Dataset rows describing interfaces:
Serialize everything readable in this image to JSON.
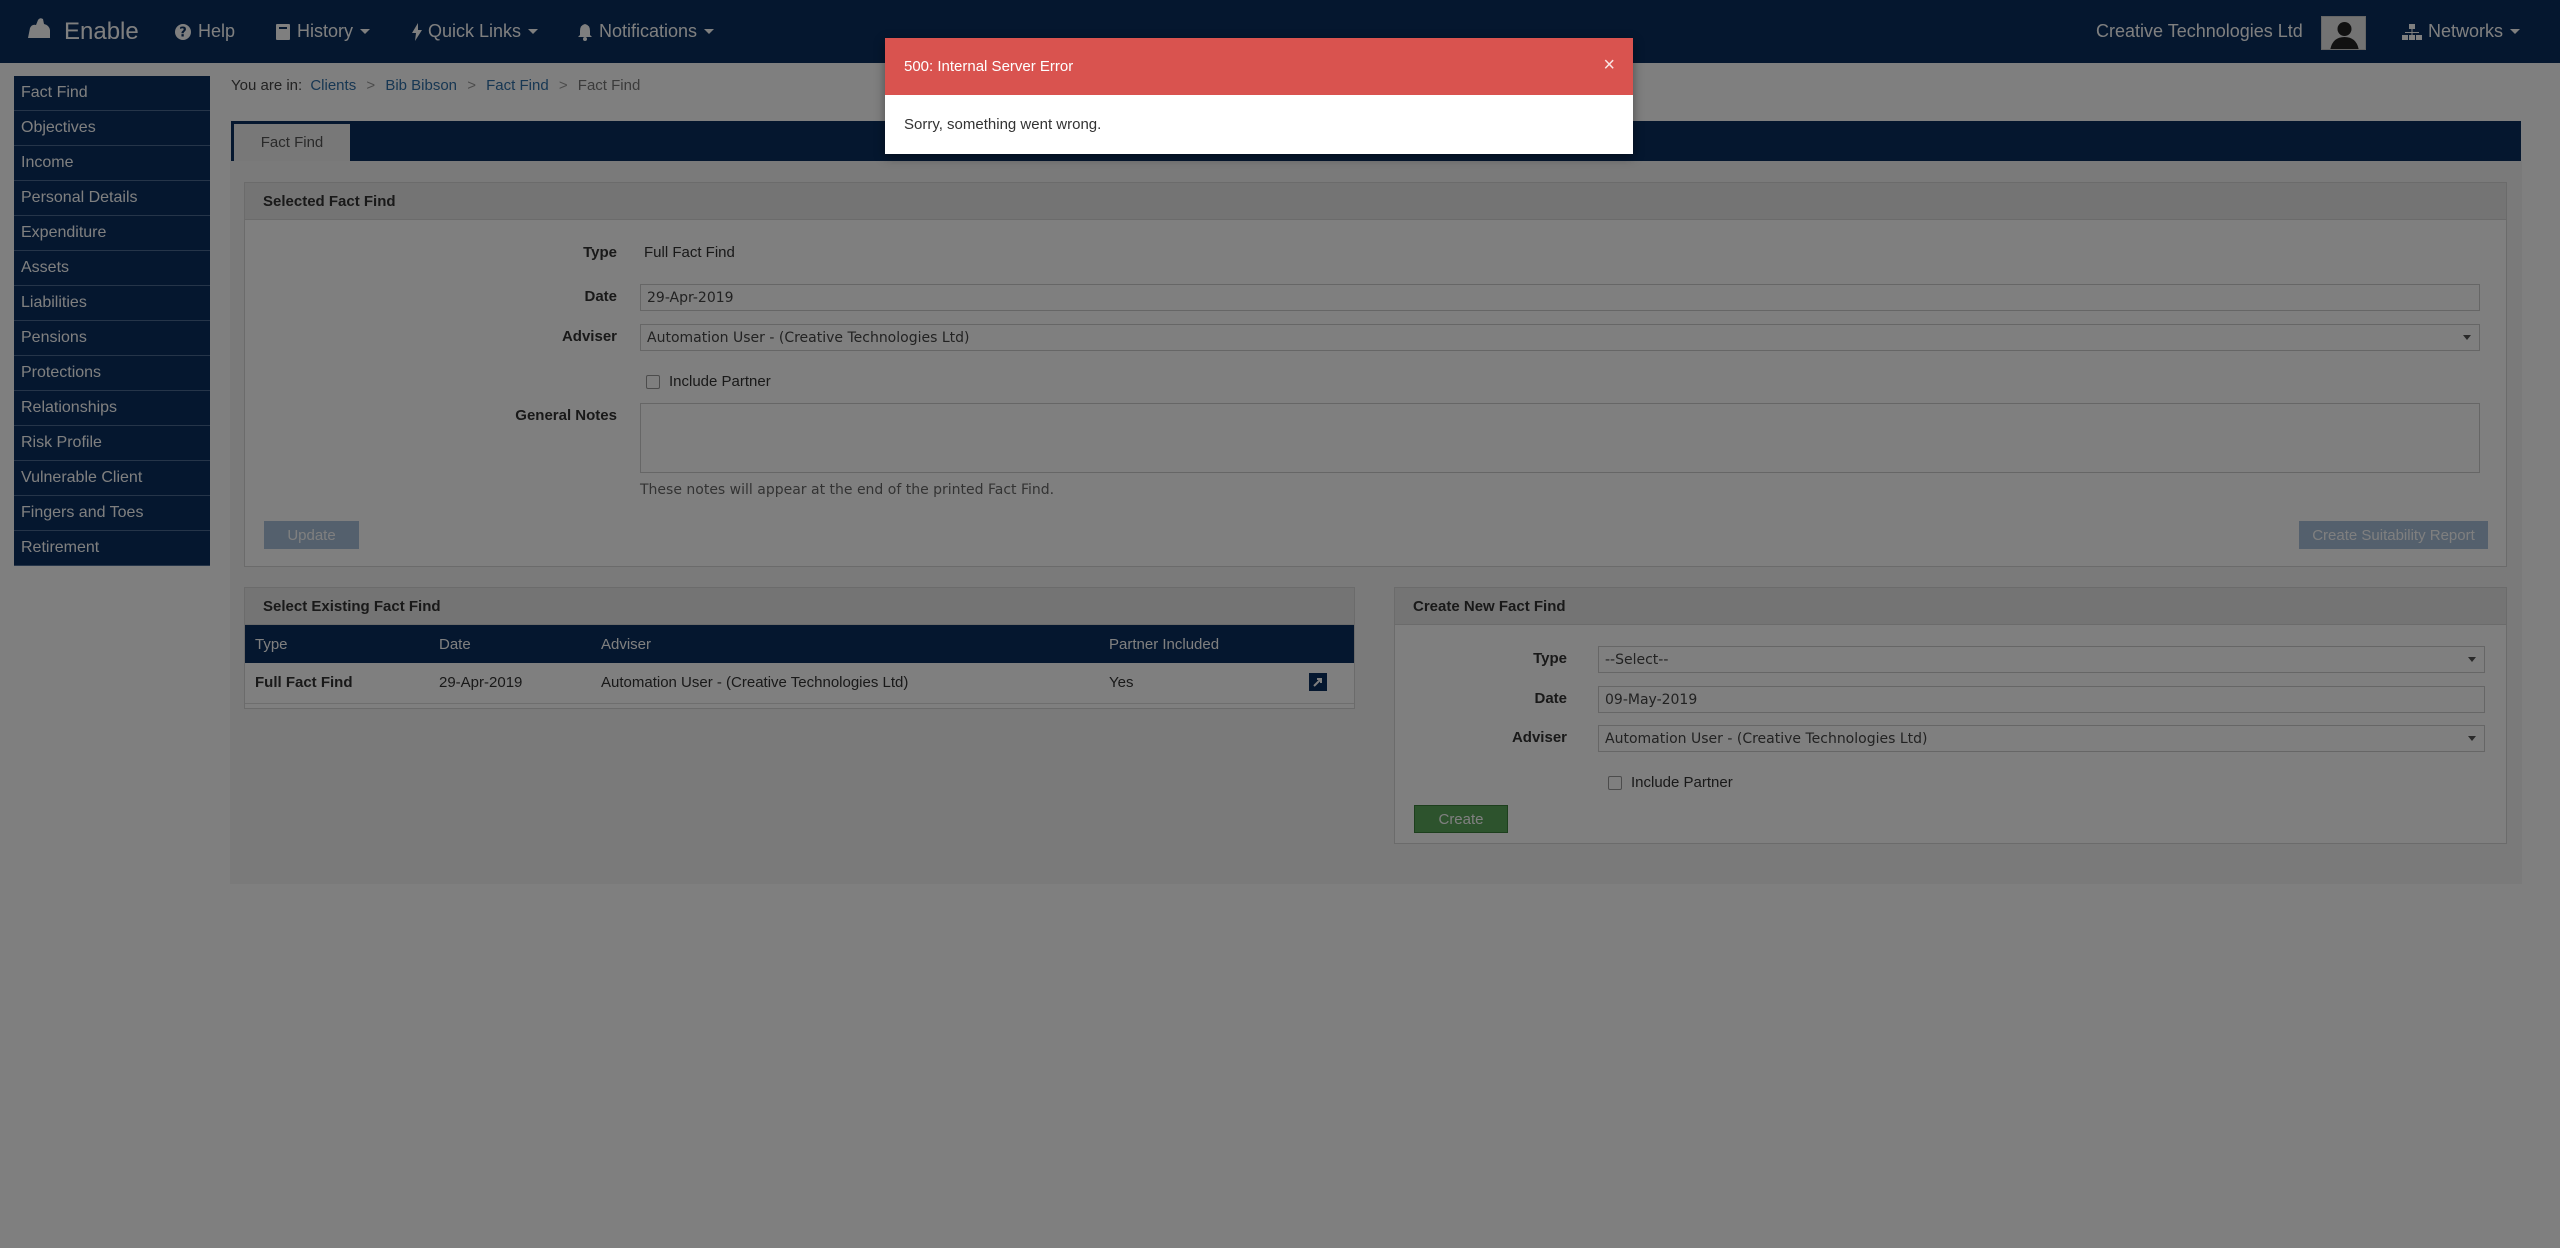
{
  "navbar": {
    "brand": "Enable",
    "help": "Help",
    "history": "History",
    "quick_links": "Quick Links",
    "notifications": "Notifications",
    "company": "Creative Technologies Ltd",
    "networks": "Networks"
  },
  "sidebar": {
    "items": [
      {
        "label": "Fact Find"
      },
      {
        "label": "Objectives"
      },
      {
        "label": "Income"
      },
      {
        "label": "Personal Details"
      },
      {
        "label": "Expenditure"
      },
      {
        "label": "Assets"
      },
      {
        "label": "Liabilities"
      },
      {
        "label": "Pensions"
      },
      {
        "label": "Protections"
      },
      {
        "label": "Relationships"
      },
      {
        "label": "Risk Profile"
      },
      {
        "label": "Vulnerable Client"
      },
      {
        "label": "Fingers and Toes"
      },
      {
        "label": "Retirement"
      }
    ]
  },
  "breadcrumb": {
    "prefix": "You are in:",
    "items": [
      "Clients",
      "Bib Bibson",
      "Fact Find"
    ],
    "current": "Fact Find",
    "sep": ">"
  },
  "tabs": [
    {
      "label": "Fact Find"
    }
  ],
  "selected": {
    "title": "Selected Fact Find",
    "type_label": "Type",
    "type_value": "Full Fact Find",
    "date_label": "Date",
    "date_value": "29-Apr-2019",
    "adviser_label": "Adviser",
    "adviser_value": "Automation User - (Creative Technologies Ltd)",
    "include_partner": "Include Partner",
    "notes_label": "General Notes",
    "notes_help": "These notes will appear at the end of the printed Fact Find.",
    "update_btn": "Update",
    "suitability_btn": "Create Suitability Report"
  },
  "existing": {
    "title": "Select Existing Fact Find",
    "columns": [
      "Type",
      "Date",
      "Adviser",
      "Partner Included"
    ],
    "rows": [
      {
        "type": "Full Fact Find",
        "date": "29-Apr-2019",
        "adviser": "Automation User - (Creative Technologies Ltd)",
        "partner": "Yes"
      }
    ]
  },
  "create": {
    "title": "Create New Fact Find",
    "type_label": "Type",
    "type_value": "--Select--",
    "date_label": "Date",
    "date_value": "09-May-2019",
    "adviser_label": "Adviser",
    "adviser_value": "Automation User - (Creative Technologies Ltd)",
    "include_partner": "Include Partner",
    "create_btn": "Create"
  },
  "modal": {
    "title": "500: Internal Server Error",
    "close": "×",
    "message": "Sorry, something went wrong."
  },
  "colors": {
    "navy": "#0a2f5f",
    "error_red": "#d9534f",
    "success_green": "#5aa65a",
    "primary_btn": "#a8c0da"
  }
}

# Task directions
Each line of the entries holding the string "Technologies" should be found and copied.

# Completed exercise
    "company": "Creative Technologies Ltd",
    "adviser_value": "Automation User - (Creative Technologies Ltd)",
        "adviser": "Automation User - (Creative Technologies Ltd)",
    "adviser_value": "Automation User - (Creative Technologies Ltd)",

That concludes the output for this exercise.